Swedish-based AVTECH is to make its proFLIGHT iPad app free of charge for a limited time on AppStore.
The tool visualises flight related weather information like turbulence, winds, temperature, ice and more, tailored to a single flight’s trajectory and time.
As Niklaes Persson, head of R&D at AVTECH and a commercial airline pilot himself, explained: “To download the flight plan to proFLIGHT, a pilot that is registered in our system only needs to choose the flight number from a list in the app, which then automatically downloads all the needed data for that flight”, Persson says.
“But it is much more than just another weather app. Having unique access to Met Office’s 10 km resolution weather data, which our backend servers extract individually for every flight, proFLIGHT significantly improves the accuracy of the weather. This in turn improves the situation awareness in the cockpit dramatically compared with other weather services available.”
The app combines AVTECH’s premium weather services, Aventus Sigma and Aventus Nowcast.
“The data is always up-to-date when the aircraft takes off and can also be updated during the flight if the aircraft has an internet connection”, Persson said. “In addition, SIGMETs are also digitally visualised in the app instead of just as a plain text including a list of coordinates from the aircraft’s printer.”

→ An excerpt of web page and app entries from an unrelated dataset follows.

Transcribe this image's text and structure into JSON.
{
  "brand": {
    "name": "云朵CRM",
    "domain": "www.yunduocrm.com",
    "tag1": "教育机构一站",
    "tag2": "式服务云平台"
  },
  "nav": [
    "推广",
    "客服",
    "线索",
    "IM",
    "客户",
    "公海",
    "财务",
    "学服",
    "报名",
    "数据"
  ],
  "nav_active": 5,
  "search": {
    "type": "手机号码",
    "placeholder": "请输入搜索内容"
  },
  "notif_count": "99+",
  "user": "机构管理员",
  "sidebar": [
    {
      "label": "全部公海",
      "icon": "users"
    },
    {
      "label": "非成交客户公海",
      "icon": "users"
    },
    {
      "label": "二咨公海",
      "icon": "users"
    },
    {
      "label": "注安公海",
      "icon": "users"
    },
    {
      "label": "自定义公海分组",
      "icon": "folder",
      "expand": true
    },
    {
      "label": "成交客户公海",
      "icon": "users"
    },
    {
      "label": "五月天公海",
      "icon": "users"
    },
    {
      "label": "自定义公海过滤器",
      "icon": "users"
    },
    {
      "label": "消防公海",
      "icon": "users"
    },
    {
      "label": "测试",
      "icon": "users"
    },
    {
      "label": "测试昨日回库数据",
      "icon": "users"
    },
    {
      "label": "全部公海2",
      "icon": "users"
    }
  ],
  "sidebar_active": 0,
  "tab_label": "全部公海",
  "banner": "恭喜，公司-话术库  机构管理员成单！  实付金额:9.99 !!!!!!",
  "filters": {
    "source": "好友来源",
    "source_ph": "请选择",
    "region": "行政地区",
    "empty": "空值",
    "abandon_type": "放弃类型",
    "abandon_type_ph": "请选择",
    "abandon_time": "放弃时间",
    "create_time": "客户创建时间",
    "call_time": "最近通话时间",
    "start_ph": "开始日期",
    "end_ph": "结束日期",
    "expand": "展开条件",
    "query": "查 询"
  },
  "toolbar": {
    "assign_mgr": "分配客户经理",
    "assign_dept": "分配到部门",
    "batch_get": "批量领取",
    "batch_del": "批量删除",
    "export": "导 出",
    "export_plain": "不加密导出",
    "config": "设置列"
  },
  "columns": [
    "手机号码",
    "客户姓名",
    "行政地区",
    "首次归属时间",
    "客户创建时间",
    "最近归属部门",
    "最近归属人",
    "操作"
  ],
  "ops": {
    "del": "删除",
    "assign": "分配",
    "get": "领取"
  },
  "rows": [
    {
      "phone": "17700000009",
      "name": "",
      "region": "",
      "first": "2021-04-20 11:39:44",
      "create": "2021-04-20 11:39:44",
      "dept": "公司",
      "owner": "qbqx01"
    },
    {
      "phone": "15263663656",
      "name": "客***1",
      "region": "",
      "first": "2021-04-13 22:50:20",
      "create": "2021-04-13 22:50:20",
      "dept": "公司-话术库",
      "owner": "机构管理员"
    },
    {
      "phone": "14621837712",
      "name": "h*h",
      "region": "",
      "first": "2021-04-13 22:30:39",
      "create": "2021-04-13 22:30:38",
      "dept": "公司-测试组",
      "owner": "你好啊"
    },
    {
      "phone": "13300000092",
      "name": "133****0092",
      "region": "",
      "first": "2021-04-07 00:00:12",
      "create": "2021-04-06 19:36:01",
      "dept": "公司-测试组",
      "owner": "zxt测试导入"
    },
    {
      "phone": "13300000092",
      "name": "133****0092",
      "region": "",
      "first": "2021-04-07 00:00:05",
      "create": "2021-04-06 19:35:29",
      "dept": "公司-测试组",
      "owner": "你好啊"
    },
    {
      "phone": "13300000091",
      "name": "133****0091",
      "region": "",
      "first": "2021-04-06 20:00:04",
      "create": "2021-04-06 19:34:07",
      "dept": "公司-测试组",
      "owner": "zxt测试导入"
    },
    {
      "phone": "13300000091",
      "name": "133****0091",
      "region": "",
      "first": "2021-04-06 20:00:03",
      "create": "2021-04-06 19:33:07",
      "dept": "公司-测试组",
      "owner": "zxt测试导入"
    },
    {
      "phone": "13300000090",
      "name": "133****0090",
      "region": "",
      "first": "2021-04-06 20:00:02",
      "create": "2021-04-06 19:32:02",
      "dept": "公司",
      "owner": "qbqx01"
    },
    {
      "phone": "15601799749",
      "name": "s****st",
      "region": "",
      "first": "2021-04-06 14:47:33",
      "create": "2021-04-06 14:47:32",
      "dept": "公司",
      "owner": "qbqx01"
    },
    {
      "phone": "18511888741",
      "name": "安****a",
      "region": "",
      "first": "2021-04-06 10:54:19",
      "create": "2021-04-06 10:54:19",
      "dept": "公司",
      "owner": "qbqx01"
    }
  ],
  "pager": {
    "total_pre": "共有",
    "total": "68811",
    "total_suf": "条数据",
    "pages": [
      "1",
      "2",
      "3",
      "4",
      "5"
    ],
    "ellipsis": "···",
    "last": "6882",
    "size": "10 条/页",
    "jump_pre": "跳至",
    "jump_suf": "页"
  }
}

proFLIGHT is available for all commercial airline pilots, even if the airline company is not a customer to AVTECH. Pilots from 25 airline companies around the globe are testing the service at the moment and AVTECH use their feedback to improve the app constantly.
“In the future there will be a free version available based on the normal weather services, but to the paid version we are adding even more weather layers and new services”, said Persson. “For the moment it is available for iOS, but we are also working on a Windows version.”
One major advantage of proFLIGHT is that all weather material needed for a flight can be digitalised and accessed with only one interface required.
The company has recently started the EASA approval process for the app, which it hopes will take about six months to obtain.